A reusable grocery bag was found to be the carrier of norovirus that was responsible for girls on an Oregon soccer team getting ill. Investigators conducted tests on the bag and found norovirus on the sides of the bag, below the handle.
Reusable grocery bags have increased in usage as people look try to become more ‘green’. It is important however, that these bags be recognized as a potential source of contamination. Much concern with reusable grocery bags is usually directed to the potential contamination from raw meats (purge from raw meats dripping onto the bags, carrying potential pathogens such as Salmonella or STEC E. coli along with it). Thus it is important to wash afterward. In this case however, a sick individual transferred norovirus to the bag and then the norovirus was transferred from the bag to other individuals who became ill.
Norovirus has a low infectious dose (it does not take a lot of viral particles to make one ill) and is relatively resistant to normal environmental conditions (it has been shown to survive for weeks on carpets, so it probably would be the same with grocery bags). Typical symptoms of norvirus infections are vomiting (acute onset) diarrhea and stomach cramps. Symptoms can occur within 18 to 48 hours of exposure.
Oregon norovirus traced to reusable grocery bagUSA Today 5/10/12
PORTLAND, Ore. (AP)–Oregon investigators have traced an outbreak of norovirus to a reusable grocery bag that members of a Beaverton girls' soccer team passed around when they shared cookies.
The soccer team of 13- and 14-year-olds traveled to Seattle for a weekend tournament in October 2010.
At the tournament, one girl got sick on Saturday and spent six hours in a chaperone's bathroom. Symptoms of the bug, often called "stomach flu," include vomiting, diarrhea and stomach cramps. The chaperone took the girl back to Oregon.
On Sunday, team members had lunch in a hotel room, passing around the bag and eating cookies it held. On Monday, six girls got sick.
Oregon scientists determined they had picked up the norovirus from the grocery bag.
Tests turned up the virus on the sides of the bag below the polypropylene handle.
The results of the research have been published in the Journal of Infectious Diseases.
The authors are Kimberly Repp, epidemiologist for Washington County, and William Keene, senior epidemiologist with Oregon Public Health.
Norovirus causes about 21 million illnesses, 70,000 hospitalizations and 800 deaths a year in the United States. It caused 139 of 213 outbreaks of gastroenteritis in Oregon in 2010.
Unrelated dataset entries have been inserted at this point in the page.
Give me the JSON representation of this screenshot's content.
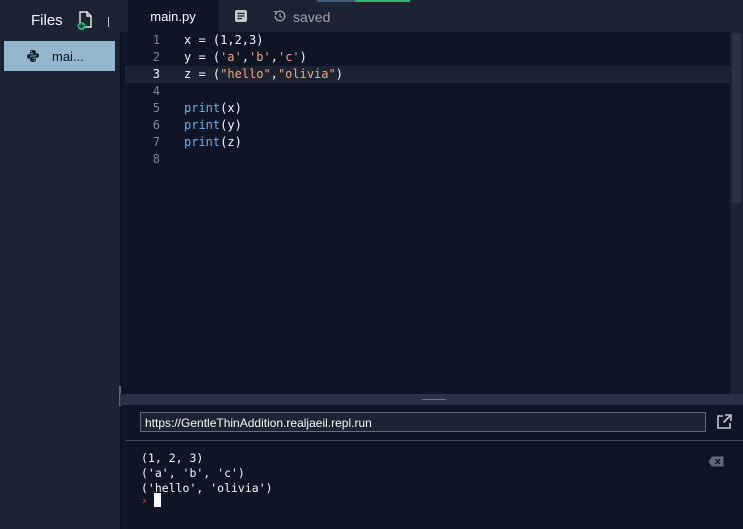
{
  "sidebar": {
    "title": "Files",
    "add_file_icon": "add-file-icon",
    "files": [
      {
        "label": "mai...",
        "icon": "python-icon",
        "selected": true
      }
    ]
  },
  "tabs": {
    "active_tab": "main.py",
    "status": "saved",
    "icons": [
      "document-icon",
      "history-icon"
    ]
  },
  "editor": {
    "active_line": 3,
    "lines": [
      {
        "number": "1",
        "text": "x = (1,2,3)"
      },
      {
        "number": "2",
        "text": "y = ('a','b','c')"
      },
      {
        "number": "3",
        "text": "z = (\"hello\",\"olivia\")"
      },
      {
        "number": "4",
        "text": ""
      },
      {
        "number": "5",
        "text": "print(x)"
      },
      {
        "number": "6",
        "text": "print(y)"
      },
      {
        "number": "7",
        "text": "print(z)"
      },
      {
        "number": "8",
        "text": ""
      }
    ]
  },
  "console": {
    "url": "https://GentleThinAddition.realjaeil.repl.run",
    "output": [
      "(1, 2, 3)",
      "('a', 'b', 'c')",
      "('hello', 'olivia')"
    ],
    "prompt": "›"
  },
  "colors": {
    "background": "#0e1525",
    "panel": "#1c2333",
    "selected_file": "#93b7cf",
    "keyword": "#5ab4f5",
    "string": "#f7a37c",
    "prompt": "#e84f3c"
  }
}
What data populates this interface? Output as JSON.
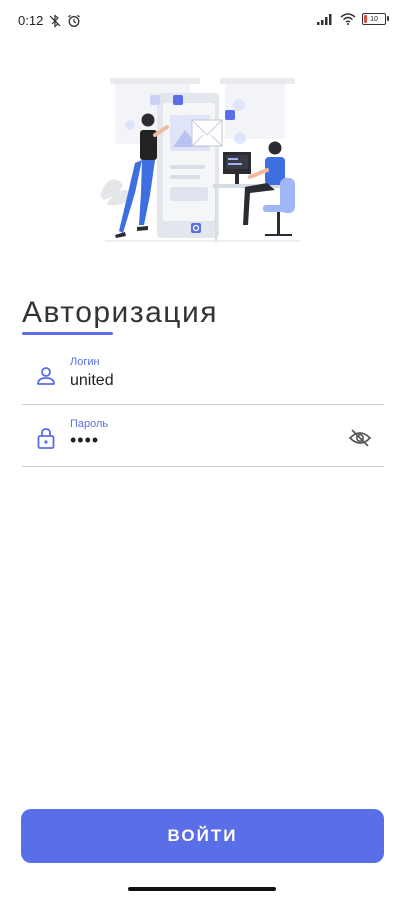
{
  "status_bar": {
    "time": "0:12",
    "battery_level": "10"
  },
  "header": {
    "title": "Авторизация"
  },
  "form": {
    "login": {
      "label": "Логин",
      "value": "united"
    },
    "password": {
      "label": "Пароль",
      "value": "••••"
    }
  },
  "actions": {
    "submit_label": "ВОЙТИ"
  },
  "colors": {
    "accent": "#5a6ee8",
    "text": "#333333",
    "divider": "#cfcfcf"
  },
  "icons": {
    "login_field": "user-icon",
    "password_field": "lock-icon",
    "password_toggle": "eye-off-icon"
  }
}
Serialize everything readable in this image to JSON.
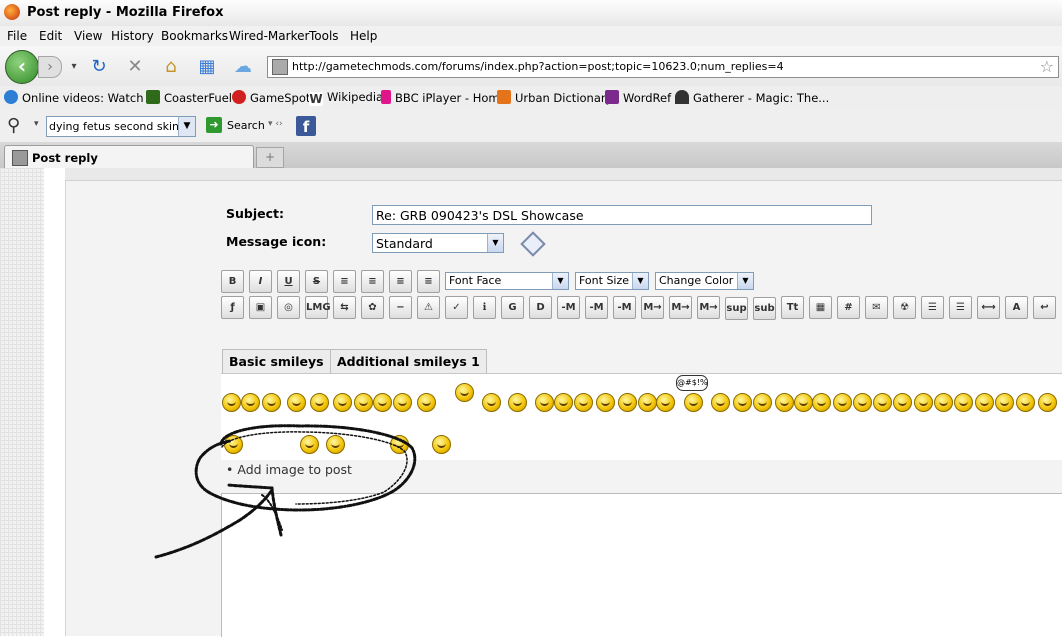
{
  "window": {
    "title": "Post reply - Mozilla Firefox"
  },
  "menu": [
    "File",
    "Edit",
    "View",
    "History",
    "Bookmarks",
    "Wired-Marker",
    "Tools",
    "Help"
  ],
  "nav": {
    "url": "http://gametechmods.com/forums/index.php?action=post;topic=10623.0;num_replies=4"
  },
  "bookmarks": [
    {
      "label": "Online videos: Watch ...",
      "color": "#2d7fd6"
    },
    {
      "label": "CoasterFuel",
      "color": "#2f6a1b"
    },
    {
      "label": "GameSpot",
      "color": "#d02020"
    },
    {
      "label": "Wikipedia",
      "color": "#555555"
    },
    {
      "label": "BBC iPlayer - Home",
      "color": "#e0158b"
    },
    {
      "label": "Urban Dictionary",
      "color": "#e4731a"
    },
    {
      "label": "WordRef",
      "color": "#7b2a8c"
    },
    {
      "label": "Gatherer - Magic: The...",
      "color": "#333333"
    }
  ],
  "searchbar": {
    "query": "dying fetus second skin",
    "search_label": "Search"
  },
  "tab": {
    "label": "Post reply"
  },
  "form": {
    "subject_label": "Subject:",
    "subject_value": "Re: GRB 090423's DSL Showcase",
    "icon_label": "Message icon:",
    "icon_value": "Standard"
  },
  "toolbar": {
    "row1": [
      "B",
      "I",
      "U",
      "S",
      "≡",
      "≡",
      "≡",
      "≡"
    ],
    "font_face": "Font Face",
    "font_size": "Font Size",
    "change_color": "Change Color",
    "row2": [
      "ƒ",
      "▣",
      "◎",
      "LMG",
      "⇆",
      "✿",
      "−",
      "⚠",
      "✓",
      "ℹ",
      "G",
      "D",
      "-M",
      "-M",
      "-M",
      "M→",
      "M→",
      "M→",
      "sup",
      "sub",
      "Tt",
      "▦",
      "#",
      "✉",
      "☢",
      "☰",
      "☰",
      "⟷",
      "А",
      "↩"
    ]
  },
  "smiley_tabs": [
    "Basic smileys",
    "Additional smileys 1"
  ],
  "smiley_caption": "@#$!%",
  "add_image_label": "Add image to post"
}
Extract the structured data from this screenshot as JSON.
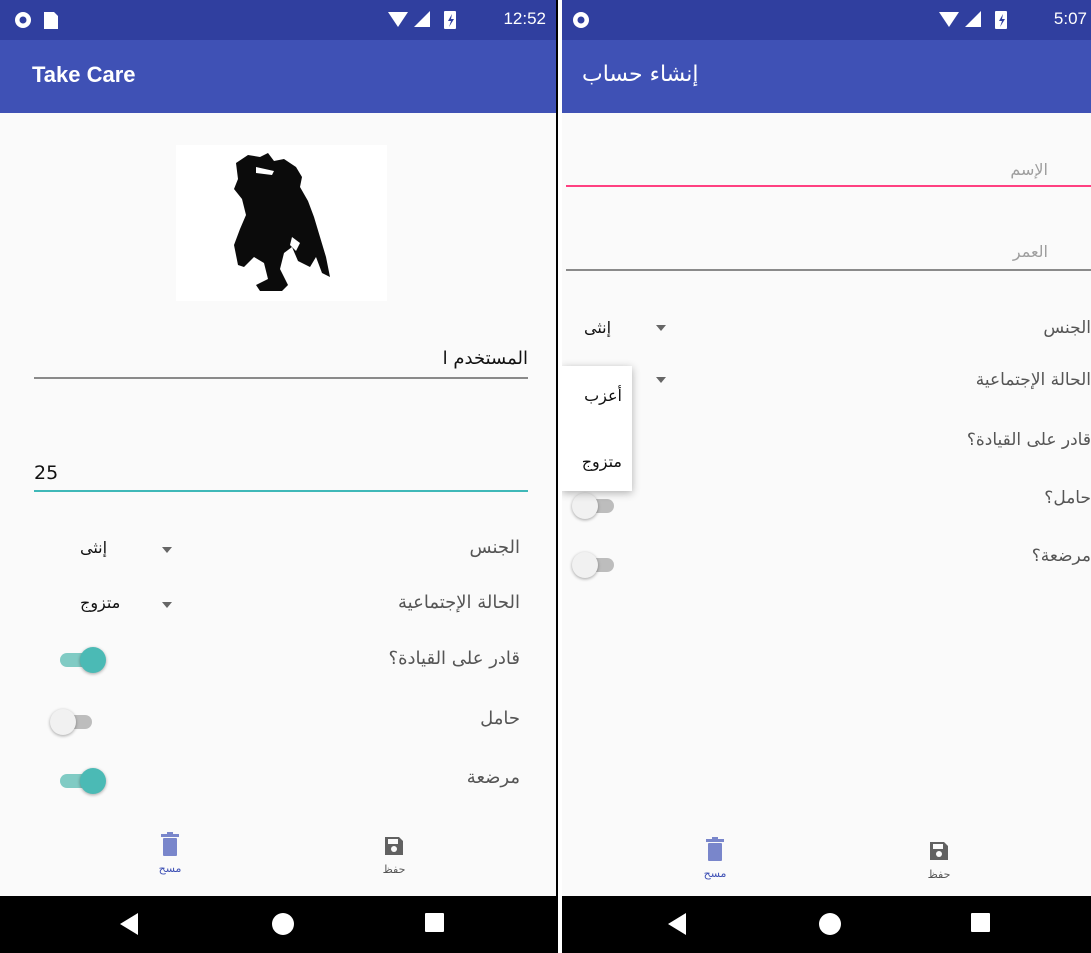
{
  "left": {
    "status_time": "12:52",
    "app_title": "Take Care",
    "name_value": "المستخدم ا",
    "age_value": "25",
    "gender_label": "الجنس",
    "gender_value": "إنثى",
    "marital_label": "الحالة الإجتماعية",
    "marital_value": "متزوج",
    "driving_label": "قادر على القيادة؟",
    "driving_on": true,
    "pregnant_label": "حامل",
    "pregnant_on": false,
    "nursing_label": "مرضعة",
    "nursing_on": true,
    "nav_clear_label": "مسح",
    "nav_save_label": "حفظ"
  },
  "right": {
    "status_time": "5:07",
    "app_title": "إنشاء حساب",
    "name_placeholder": "الإسم",
    "age_placeholder": "العمر",
    "gender_label": "الجنس",
    "gender_value": "إنثى",
    "marital_label": "الحالة الإجتماعية",
    "driving_label": "قادر على القيادة؟",
    "pregnant_label": "حامل؟",
    "nursing_label": "مرضعة؟",
    "dropdown_options": [
      "أعزب",
      "متزوج"
    ],
    "nav_clear_label": "مسح",
    "nav_save_label": "حفظ"
  },
  "colors": {
    "primary": "#3f51b5",
    "primary_dark": "#303f9f",
    "accent_teal": "#4bbab5",
    "accent_pink": "#ff4081",
    "nav_active": "#3f51b5",
    "nav_inactive": "#757575"
  },
  "icons": [
    "circle-status-icon",
    "sdcard-icon",
    "wifi-icon",
    "signal-icon",
    "battery-icon",
    "trash-icon",
    "save-icon",
    "back-icon",
    "home-icon",
    "recents-icon",
    "profile-silhouette-image"
  ]
}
The germ can spread quickly in places like day care centers, nursing homes, and cruise ships.
Usually, it's transmitted by direct human contact, but can contaminate surfaces. Leafy greens, fresh fruits and shellfish are commonly involved in foodborne outbreaks.
An epidemiologist at the Centers for Disease Control and Prevention said the work also shows how hardy the norovirus is and how difficult it is to control.
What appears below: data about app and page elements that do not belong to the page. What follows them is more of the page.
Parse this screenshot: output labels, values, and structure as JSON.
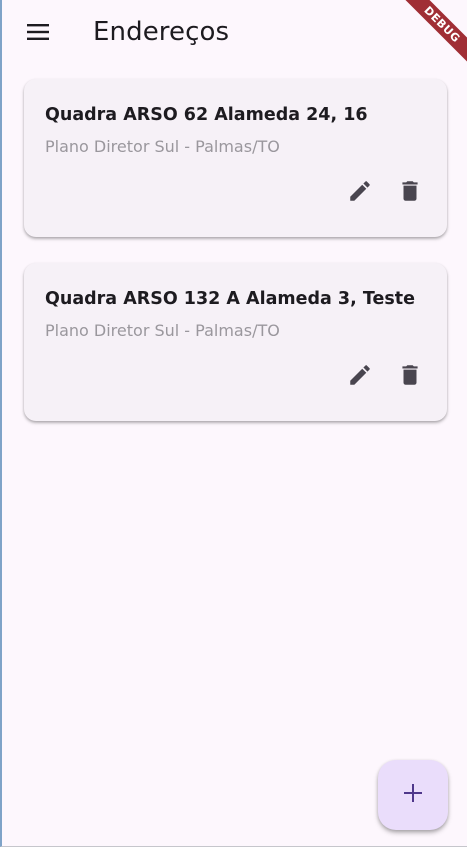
{
  "app": {
    "title": "Endereços",
    "debug_label": "DEBUG",
    "menu_icon": "menu-icon"
  },
  "addresses": [
    {
      "line1": "Quadra ARSO 62 Alameda 24, 16",
      "line2": "Plano Diretor Sul - Palmas/TO",
      "edit_icon": "edit-icon",
      "delete_icon": "delete-icon"
    },
    {
      "line1": "Quadra ARSO 132 A Alameda 3, Teste",
      "line2": "Plano Diretor Sul - Palmas/TO",
      "edit_icon": "edit-icon",
      "delete_icon": "delete-icon"
    }
  ],
  "fab": {
    "icon": "add-icon"
  },
  "colors": {
    "background": "#fdf7fd",
    "card": "#f6f1f7",
    "text": "#1d1b20",
    "subtitle": "#9a979d",
    "icon": "#49454f",
    "fab": "#eaddfb",
    "fab_icon": "#4f378b",
    "debug": "#a02e35"
  }
}
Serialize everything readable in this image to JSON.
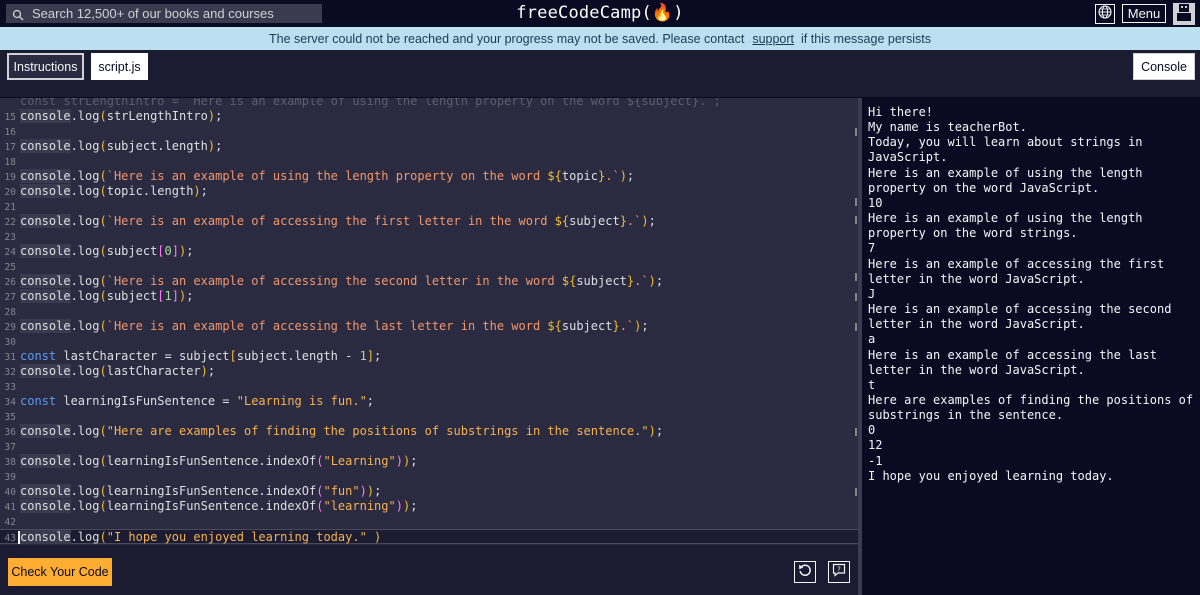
{
  "header": {
    "search_placeholder": "Search 12,500+ of our books and courses",
    "brand": "freeCodeCamp(🔥)",
    "menu_label": "Menu"
  },
  "banner": {
    "text_before": "The server could not be reached and your progress may not be saved. Please contact",
    "link": "support",
    "text_after": "if this message persists"
  },
  "tabs": {
    "instructions": "Instructions",
    "script": "script.js",
    "console": "Console"
  },
  "editor": {
    "partial_top_line": "const strLengthIntro = `Here is an example of using the length property on the word ${subject}.`;",
    "line_numbers": [
      "15",
      "16",
      "17",
      "18",
      "19",
      "20",
      "21",
      "22",
      "23",
      "24",
      "25",
      "26",
      "27",
      "28",
      "29",
      "30",
      "31",
      "32",
      "33",
      "34",
      "35",
      "36",
      "37",
      "38",
      "39",
      "40",
      "41",
      "42",
      "43"
    ]
  },
  "actions": {
    "check_code": "Check Your Code"
  },
  "console_output": [
    "Hi there!",
    "My name is teacherBot.",
    "Today, you will learn about strings in JavaScript.",
    "Here is an example of using the length property on the word JavaScript.",
    "10",
    "Here is an example of using the length property on the word strings.",
    "7",
    "Here is an example of accessing the first letter in the word JavaScript.",
    "J",
    "Here is an example of accessing the second letter in the word JavaScript.",
    "a",
    "Here is an example of accessing the last letter in the word JavaScript.",
    "t",
    "Here are examples of finding the positions of substrings in the sentence.",
    "0",
    "12",
    "-1",
    "I hope you enjoyed learning today."
  ],
  "colors": {
    "background": "#0a0a23",
    "panel": "#1b1b32",
    "editor": "#2a2a40",
    "accent_button": "#feac32",
    "banner": "#bde0f0",
    "keyword": "#5a9bf0",
    "string": "#f7b24f"
  }
}
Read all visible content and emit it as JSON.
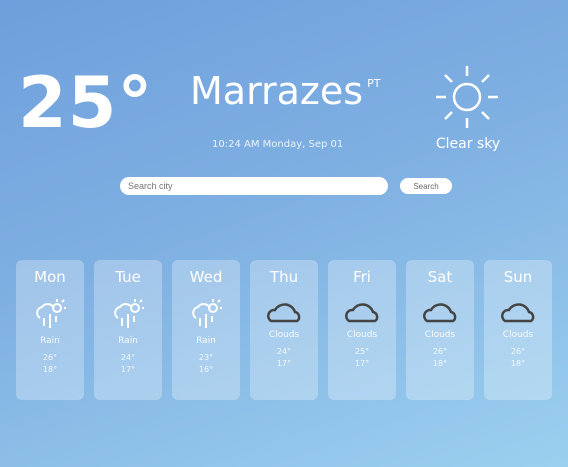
{
  "current": {
    "temperature": "25°",
    "city": "Marrazes",
    "country": "PT",
    "datetime": "10:24 AM Monday, Sep 01",
    "condition": "Clear sky",
    "icon": "sun-icon"
  },
  "search": {
    "placeholder": "Search city",
    "button": "Search"
  },
  "forecast": [
    {
      "day": "Mon",
      "condition": "Rain",
      "max": "26°",
      "min": "18°",
      "icon": "cloud-sun-rain-icon"
    },
    {
      "day": "Tue",
      "condition": "Rain",
      "max": "24°",
      "min": "17°",
      "icon": "cloud-sun-rain-icon"
    },
    {
      "day": "Wed",
      "condition": "Rain",
      "max": "23°",
      "min": "16°",
      "icon": "cloud-sun-rain-icon"
    },
    {
      "day": "Thu",
      "condition": "Clouds",
      "max": "24°",
      "min": "17°",
      "icon": "cloud-icon"
    },
    {
      "day": "Fri",
      "condition": "Clouds",
      "max": "25°",
      "min": "17°",
      "icon": "cloud-icon"
    },
    {
      "day": "Sat",
      "condition": "Clouds",
      "max": "26°",
      "min": "18°",
      "icon": "cloud-icon"
    },
    {
      "day": "Sun",
      "condition": "Clouds",
      "max": "26°",
      "min": "18°",
      "icon": "cloud-icon"
    }
  ]
}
"What this report does is it helps raise awareness of the complex and indirect way that norovirus can spread," said Aron Hall, an epidemiologist with the Division of Viral Diseases at the Centers for Disease Control and Prevention.
His agency says the best way to fend off the virus is thorough hand-washing and cleaning contaminated surfaces with a bleach-based solution.